Business Week – Sustainability Is the New Driver of Innovation

22 05 2007

Business Week

If you’ve been reading our earlier posts on social responsibility as a source for innovation, you know that we suggest that social responsibility can be used strategically to create new compelling value for the industries and professions associations represent.

This is not simply about the greening of business. You miss the point. This is about “rethinking and redesigning how to enhance business efficiency, productivity, and profitability” that will improve the external costs created by wasteful practices and grow business.

For instance, if you would like to reduce your costs budgeted to combat or comply with regulations and plow the savings into product development that adds member value, you’ll be particularly interested in using a sustainable business strategy to redesign your business. So this could possibly affect association operations and how we manage besides the companies or professions we represent.

Please read the earlier posts on this site on Cradle to Cradle and Interface Carpet to understand. Use the search function to the right.

BW columnist Bruce Nussbaum posted a new article today entitled Sustainability Is the New Driver of Innovation.”

He writes….

“I’ve been talking to the Nike folks lately and learning a lot about viewing sustainability as an energizer of innovation and a growth engine for corporations. This is important because however much people want to perceive sustainability in terms of “limits to growth” and “restraint on excess,” we need to link it to economic expansion and business development if it is ever going to have any chance of succeeding in the US. Harnessing sustainability to change the WAY we grow–Bill McDonough’s cradle-to-cradle paradigm–is critical.

With the political election season starting to heat up, I would like candidates to begin moving beyond yakking about global warming as a threat to a conversation about the kind of solutions that make sense for us. Promoting sustainability as a business enterprise offers enormous opportunities for new products, new processes and new profits. We have all been critical of the corporate community in the US for being so far being Europe on the sustainability issue. But, frankly, it has only been the last year or two that the culture at large has tipped green. Now everyone from IBM and GE to a whole slew of startups such as bio-clothes maker Nau, are piling. This is a very good thing.

And stay tune to Nike. It has a big announcement on sustainability coming up. Marketers and brand managers should watch what Nike is about to do. There is a real, but small market for what I call “hairshirt” environmentalism, which asks for people to do less. I myself fall into that category, believing that we should live lightly on the land (who really needs 30,000 square feet McMansions?) and “consume” by way of having great experiences in our natural environment, not gobbling up more stuff.

But most folks want “more,” as Seth Godin puts it and you can have that “more” in a much better, planet-friendly way (as McDonough points out, forests grow and they grow fast–but they’re not polluting). The US and European cultures want this kind of growth. Corporations have to follow or fail.”

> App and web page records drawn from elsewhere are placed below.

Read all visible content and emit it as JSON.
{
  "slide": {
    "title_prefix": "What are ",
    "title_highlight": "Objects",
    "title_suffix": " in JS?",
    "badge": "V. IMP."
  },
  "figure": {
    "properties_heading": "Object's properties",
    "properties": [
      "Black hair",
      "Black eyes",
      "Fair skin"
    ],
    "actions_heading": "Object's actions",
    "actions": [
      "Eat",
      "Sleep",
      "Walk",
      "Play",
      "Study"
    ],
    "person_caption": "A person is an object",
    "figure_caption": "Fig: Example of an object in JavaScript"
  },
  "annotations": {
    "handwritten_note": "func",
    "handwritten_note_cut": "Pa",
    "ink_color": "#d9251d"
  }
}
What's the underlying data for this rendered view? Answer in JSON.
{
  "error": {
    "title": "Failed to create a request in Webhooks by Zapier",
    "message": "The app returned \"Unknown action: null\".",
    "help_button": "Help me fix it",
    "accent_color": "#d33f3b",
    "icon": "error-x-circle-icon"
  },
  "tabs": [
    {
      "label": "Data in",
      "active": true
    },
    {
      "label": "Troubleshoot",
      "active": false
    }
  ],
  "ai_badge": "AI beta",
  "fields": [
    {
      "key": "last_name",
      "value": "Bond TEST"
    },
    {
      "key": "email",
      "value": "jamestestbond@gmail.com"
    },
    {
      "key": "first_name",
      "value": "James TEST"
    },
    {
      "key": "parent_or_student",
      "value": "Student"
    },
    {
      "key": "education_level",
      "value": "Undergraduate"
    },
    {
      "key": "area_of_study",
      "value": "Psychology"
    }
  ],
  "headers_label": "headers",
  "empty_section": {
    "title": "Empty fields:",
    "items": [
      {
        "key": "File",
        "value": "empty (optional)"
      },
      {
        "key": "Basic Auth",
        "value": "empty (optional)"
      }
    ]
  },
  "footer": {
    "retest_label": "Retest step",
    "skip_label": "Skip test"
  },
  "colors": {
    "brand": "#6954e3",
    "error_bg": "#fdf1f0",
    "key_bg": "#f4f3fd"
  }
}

Association executives must take advantage of this opportunity or risk watching your industry or profession innovate you into irrelevance. Be part of this process, promote the innovators in your market. Learn from them and apply this knowledge in your own business.

Because one day, how associations operate today will not be viewed charitably by your board members who are innovating today.




2 responses

24 05 2007
Bruce Nussbaum

This is cool. Check out the numbers for GE that show how it is using sustainability to drive its profit growth. They are truly amazing. “Green” sales of wind turbines, water purification systems and high-efficiency appliances and engines are up to $12 billion.

We are moving quickly from putting sustainability into a “corporate responsibility” box to a “driving economic growth–innovation” box that is crucial. As we make green issues central to our lives and well-being and our economy, we make certain that they will be accepted throughout society and marginalized.

24 05 2007
Peter Turner


Question about Nike announcement…

Anything to do with their efforts to align their products according to the C2C product lifecycle discussed in the MBDC case study posted on the latter’s site?

Leave a Reply

Fill in your details below or click an icon to log in: Logo

You are commenting using your account. Log Out /  Change )

Google+ photo

You are commenting using your Google+ account. Log Out /  Change )

Twitter picture

You are commenting using your Twitter account. Log Out /  Change )

Facebook photo

You are commenting using your Facebook account. Log Out /  Change )


Connecting to %s

%d bloggers like this: